Provided information START
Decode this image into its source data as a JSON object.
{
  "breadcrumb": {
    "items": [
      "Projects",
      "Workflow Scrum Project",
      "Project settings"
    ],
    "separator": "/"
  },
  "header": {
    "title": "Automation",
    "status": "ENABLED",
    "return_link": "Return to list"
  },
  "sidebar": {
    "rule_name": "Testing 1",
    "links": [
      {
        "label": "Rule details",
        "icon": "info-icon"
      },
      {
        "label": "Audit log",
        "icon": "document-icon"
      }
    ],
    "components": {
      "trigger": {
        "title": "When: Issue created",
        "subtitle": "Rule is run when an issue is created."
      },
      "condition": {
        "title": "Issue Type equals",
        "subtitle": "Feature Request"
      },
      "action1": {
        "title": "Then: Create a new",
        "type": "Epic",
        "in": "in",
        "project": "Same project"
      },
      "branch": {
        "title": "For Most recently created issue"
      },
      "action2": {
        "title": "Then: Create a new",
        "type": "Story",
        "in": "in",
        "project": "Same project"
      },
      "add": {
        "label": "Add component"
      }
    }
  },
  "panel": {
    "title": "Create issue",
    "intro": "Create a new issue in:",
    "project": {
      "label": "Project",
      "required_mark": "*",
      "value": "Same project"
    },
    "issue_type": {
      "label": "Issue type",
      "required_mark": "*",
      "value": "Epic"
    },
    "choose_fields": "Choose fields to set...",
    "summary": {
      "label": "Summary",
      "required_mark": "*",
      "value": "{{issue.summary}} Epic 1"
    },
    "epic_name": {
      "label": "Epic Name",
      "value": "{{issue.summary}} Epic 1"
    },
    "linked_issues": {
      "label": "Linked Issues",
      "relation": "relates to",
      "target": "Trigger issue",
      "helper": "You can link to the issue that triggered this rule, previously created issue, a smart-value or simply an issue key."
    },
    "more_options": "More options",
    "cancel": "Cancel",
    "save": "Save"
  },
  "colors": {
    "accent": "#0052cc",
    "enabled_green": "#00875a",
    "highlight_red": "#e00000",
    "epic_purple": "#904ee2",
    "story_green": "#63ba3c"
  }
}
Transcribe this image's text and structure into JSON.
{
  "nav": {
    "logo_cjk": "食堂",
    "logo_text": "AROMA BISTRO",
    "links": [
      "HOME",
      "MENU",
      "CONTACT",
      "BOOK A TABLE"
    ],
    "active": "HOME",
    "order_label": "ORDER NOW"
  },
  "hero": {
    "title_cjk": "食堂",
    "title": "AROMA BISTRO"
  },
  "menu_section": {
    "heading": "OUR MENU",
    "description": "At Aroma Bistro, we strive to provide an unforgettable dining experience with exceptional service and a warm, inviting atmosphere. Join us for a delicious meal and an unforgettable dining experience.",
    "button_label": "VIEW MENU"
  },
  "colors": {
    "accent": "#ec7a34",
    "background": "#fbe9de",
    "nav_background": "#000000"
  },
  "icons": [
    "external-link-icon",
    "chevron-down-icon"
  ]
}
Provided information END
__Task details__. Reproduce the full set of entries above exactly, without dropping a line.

__Answer section__.
Decode this image into its source data as a JSON object.
{
  "breadcrumb": {
    "items": [
      "Projects",
      "Workflow Scrum Project",
      "Project settings"
    ],
    "separator": "/"
  },
  "header": {
    "title": "Automation",
    "status": "ENABLED",
    "return_link": "Return to list"
  },
  "sidebar": {
    "rule_name": "Testing 1",
    "links": [
      {
        "label": "Rule details",
        "icon": "info-icon"
      },
      {
        "label": "Audit log",
        "icon": "document-icon"
      }
    ],
    "components": {
      "trigger": {
        "title": "When: Issue created",
        "subtitle": "Rule is run when an issue is created."
      },
      "condition": {
        "title": "Issue Type equals",
        "subtitle": "Feature Request"
      },
      "action1": {
        "title": "Then: Create a new",
        "type": "Epic",
        "in": "in",
        "project": "Same project"
      },
      "branch": {
        "title": "For Most recently created issue"
      },
      "action2": {
        "title": "Then: Create a new",
        "type": "Story",
        "in": "in",
        "project": "Same project"
      },
      "add": {
        "label": "Add component"
      }
    }
  },
  "panel": {
    "title": "Create issue",
    "intro": "Create a new issue in:",
    "project": {
      "label": "Project",
      "required_mark": "*",
      "value": "Same project"
    },
    "issue_type": {
      "label": "Issue type",
      "required_mark": "*",
      "value": "Epic"
    },
    "choose_fields": "Choose fields to set...",
    "summary": {
      "label": "Summary",
      "required_mark": "*",
      "value": "{{issue.summary}} Epic 1"
    },
    "epic_name": {
      "label": "Epic Name",
      "value": "{{issue.summary}} Epic 1"
    },
    "linked_issues": {
      "label": "Linked Issues",
      "relation": "relates to",
      "target": "Trigger issue",
      "helper": "You can link to the issue that triggered this rule, previously created issue, a smart-value or simply an issue key."
    },
    "more_options": "More options",
    "cancel": "Cancel",
    "save": "Save"
  },
  "colors": {
    "accent": "#0052cc",
    "enabled_green": "#00875a",
    "highlight_red": "#e00000",
    "epic_purple": "#904ee2",
    "story_green": "#63ba3c"
  }
}
Transcribe this image's text and structure into JSON.
{
  "nav": {
    "logo_cjk": "食堂",
    "logo_text": "AROMA BISTRO",
    "links": [
      "HOME",
      "MENU",
      "CONTACT",
      "BOOK A TABLE"
    ],
    "active": "HOME",
    "order_label": "ORDER NOW"
  },
  "hero": {
    "title_cjk": "食堂",
    "title": "AROMA BISTRO"
  },
  "menu_section": {
    "heading": "OUR MENU",
    "description": "At Aroma Bistro, we strive to provide an unforgettable dining experience with exceptional service and a warm, inviting atmosphere. Join us for a delicious meal and an unforgettable dining experience.",
    "button_label": "VIEW MENU"
  },
  "colors": {
    "accent": "#ec7a34",
    "background": "#fbe9de",
    "nav_background": "#000000"
  },
  "icons": [
    "external-link-icon",
    "chevron-down-icon"
  ]
}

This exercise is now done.